Newborns love being all cuddled and cosy, curled up close to mom like they were in the womb, so often their least favourite thing is getting their diaper changed or having a bath, because they feel vulnerable and exposed. They wave their skinny little arms as though they were falling, and look very startled. This means that first baths can be a bit of a scream festival, which is hard on new babies and new mommies and daddies alike. When you’re sleep deprived and your hormones are raging, the last thing you want to do is something you know will set off baby alarm bells. 

So how to avoid this? Is there a way to bathe a newborn peacefully? Yes! Please learn from my mistakes, and do it the better way. When I bathed my first daughter, I was so nervous. I didn’t want her to get burned by hot water or drown, so I only put a few inches of lukewarm water in her baby bath tub, and took forever to bathe her with baby soap before rinsing her off.
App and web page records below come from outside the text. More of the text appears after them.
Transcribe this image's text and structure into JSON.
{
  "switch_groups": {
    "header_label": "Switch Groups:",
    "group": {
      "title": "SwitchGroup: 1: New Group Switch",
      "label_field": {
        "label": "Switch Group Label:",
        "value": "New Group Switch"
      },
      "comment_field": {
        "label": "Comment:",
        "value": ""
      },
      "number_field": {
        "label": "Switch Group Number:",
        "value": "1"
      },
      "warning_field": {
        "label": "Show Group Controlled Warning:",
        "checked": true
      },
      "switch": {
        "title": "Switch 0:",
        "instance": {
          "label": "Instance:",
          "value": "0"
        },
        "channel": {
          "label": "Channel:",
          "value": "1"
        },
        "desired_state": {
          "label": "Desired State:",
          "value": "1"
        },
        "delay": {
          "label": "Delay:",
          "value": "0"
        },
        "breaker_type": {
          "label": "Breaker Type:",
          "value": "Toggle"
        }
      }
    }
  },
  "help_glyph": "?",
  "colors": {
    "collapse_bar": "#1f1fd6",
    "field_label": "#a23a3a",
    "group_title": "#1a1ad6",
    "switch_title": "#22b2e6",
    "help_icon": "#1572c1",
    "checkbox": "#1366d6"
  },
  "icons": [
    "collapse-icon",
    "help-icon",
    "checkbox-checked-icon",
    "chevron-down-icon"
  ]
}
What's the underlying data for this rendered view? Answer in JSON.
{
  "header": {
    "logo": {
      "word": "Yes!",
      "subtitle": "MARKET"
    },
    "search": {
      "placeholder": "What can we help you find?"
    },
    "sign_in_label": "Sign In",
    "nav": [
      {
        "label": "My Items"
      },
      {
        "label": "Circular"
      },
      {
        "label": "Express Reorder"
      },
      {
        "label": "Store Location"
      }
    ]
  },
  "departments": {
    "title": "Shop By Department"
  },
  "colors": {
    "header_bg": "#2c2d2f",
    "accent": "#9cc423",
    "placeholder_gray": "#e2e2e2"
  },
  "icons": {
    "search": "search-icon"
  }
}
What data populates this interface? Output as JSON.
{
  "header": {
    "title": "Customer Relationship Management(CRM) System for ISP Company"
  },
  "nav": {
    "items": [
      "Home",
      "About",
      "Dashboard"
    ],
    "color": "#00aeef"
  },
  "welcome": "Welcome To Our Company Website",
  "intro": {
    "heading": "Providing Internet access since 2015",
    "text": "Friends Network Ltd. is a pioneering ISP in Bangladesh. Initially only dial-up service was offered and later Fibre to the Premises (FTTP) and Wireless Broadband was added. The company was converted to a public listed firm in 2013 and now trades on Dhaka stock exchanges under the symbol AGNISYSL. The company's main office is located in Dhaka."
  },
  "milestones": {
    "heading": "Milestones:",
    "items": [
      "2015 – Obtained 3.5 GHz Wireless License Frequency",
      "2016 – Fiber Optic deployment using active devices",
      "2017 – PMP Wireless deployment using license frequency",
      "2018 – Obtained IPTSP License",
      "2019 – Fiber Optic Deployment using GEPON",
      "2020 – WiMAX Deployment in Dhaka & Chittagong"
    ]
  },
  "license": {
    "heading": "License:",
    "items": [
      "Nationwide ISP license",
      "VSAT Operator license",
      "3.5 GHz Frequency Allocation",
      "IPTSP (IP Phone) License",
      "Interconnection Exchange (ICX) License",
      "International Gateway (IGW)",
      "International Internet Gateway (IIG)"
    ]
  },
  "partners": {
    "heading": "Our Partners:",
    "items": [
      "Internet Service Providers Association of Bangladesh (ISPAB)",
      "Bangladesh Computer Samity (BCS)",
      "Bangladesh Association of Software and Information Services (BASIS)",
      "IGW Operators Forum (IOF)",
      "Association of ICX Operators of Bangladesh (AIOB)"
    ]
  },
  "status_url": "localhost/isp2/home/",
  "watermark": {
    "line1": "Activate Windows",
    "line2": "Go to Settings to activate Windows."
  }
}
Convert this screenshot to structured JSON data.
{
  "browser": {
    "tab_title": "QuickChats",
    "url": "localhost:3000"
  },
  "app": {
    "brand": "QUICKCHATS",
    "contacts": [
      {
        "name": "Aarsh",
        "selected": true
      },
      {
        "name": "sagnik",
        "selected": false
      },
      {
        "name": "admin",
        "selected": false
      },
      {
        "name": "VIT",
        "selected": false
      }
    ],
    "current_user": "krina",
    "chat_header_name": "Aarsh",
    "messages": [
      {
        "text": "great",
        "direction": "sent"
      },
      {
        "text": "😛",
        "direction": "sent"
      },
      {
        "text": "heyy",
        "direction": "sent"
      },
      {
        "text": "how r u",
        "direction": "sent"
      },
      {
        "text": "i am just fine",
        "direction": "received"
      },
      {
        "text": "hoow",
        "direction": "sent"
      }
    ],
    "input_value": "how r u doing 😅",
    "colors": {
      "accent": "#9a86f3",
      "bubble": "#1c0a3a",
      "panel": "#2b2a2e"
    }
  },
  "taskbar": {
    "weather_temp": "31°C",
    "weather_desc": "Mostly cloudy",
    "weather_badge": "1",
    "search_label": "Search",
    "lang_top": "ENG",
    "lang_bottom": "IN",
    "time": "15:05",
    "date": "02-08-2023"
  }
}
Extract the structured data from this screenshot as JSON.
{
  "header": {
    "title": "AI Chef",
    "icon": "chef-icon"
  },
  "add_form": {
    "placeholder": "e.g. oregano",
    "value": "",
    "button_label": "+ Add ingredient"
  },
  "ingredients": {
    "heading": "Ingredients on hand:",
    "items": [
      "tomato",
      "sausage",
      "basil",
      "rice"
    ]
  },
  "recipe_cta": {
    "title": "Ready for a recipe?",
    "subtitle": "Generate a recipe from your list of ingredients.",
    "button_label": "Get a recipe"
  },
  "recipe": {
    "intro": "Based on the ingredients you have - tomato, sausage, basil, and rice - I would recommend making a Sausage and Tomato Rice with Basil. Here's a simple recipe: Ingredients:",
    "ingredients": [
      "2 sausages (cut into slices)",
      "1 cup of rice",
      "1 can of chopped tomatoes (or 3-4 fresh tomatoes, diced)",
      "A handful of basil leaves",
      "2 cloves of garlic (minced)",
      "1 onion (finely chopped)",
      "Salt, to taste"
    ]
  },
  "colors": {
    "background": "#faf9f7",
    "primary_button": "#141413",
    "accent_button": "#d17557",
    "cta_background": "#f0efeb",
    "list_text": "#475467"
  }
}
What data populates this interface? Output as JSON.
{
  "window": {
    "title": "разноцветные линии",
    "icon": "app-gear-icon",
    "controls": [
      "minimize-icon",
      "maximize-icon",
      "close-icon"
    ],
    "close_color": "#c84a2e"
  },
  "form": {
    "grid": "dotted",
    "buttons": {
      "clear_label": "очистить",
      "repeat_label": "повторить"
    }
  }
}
She hated it of course, as she was so cold! I hated it, too! Her crying was making me so upset. 

Here are simple steps to a better way:

 

  1. Fill the baby bathtub really full, till almost the top.
  2. Use really warm water. Not actually hot…but much warmer than you would think, remembering that water cools quickly in the small tub. 
  3. Cradle the back of your baby’s head with your right hand, supporting his body with your arm. To make this easier I put our baby bath up on the counter, or you could use a table instead, with a towel under it. Then you don’t have to bend way over, and get a sore back. 
  4. Lay the other arm on top of baby to hold him secure, and if he likes, let him suck in your finger to soothe himself. When I did this last time, my newbie got so relaxed he almost fell asleep! 
  5. Get your spouse or an older child to gently pour a little water over baby’s head (not face) and in those little creases of the neck where milk hides. 
  6. Keep the bath brief, about 5 minutes or so, and don’t bother with soap at first. Newborns smell lovely, and just need a little dip to freshen up every now and then. Bedsides, you are constantly wiping them during diaper changes or cleaning their little faces with a warm cloth, so in my opinion you don’t need to feel pressured to bathe them every day, unless you want to! 
  7. Choose a moment when you are fairly relaxed, and can ignore the phone or other interruptions and just enjoy this cosy moment with your beautiful, precious new mini you!
  8. Have a cosy towel and blanket ready, and follow the bath with a nice snuggle and some warm milk! 

  

Baby Love

A lot of people worry about sibling jealousy when a new baby comes. I have found that babies bring a lot of joy and help the other kids feel a sense of importance because they are able to help out. If you’re not convinced, the proof’s in the pictures….the only jealousy we have here is over whose turn it is to hold the baby next! 👭👶🏼👭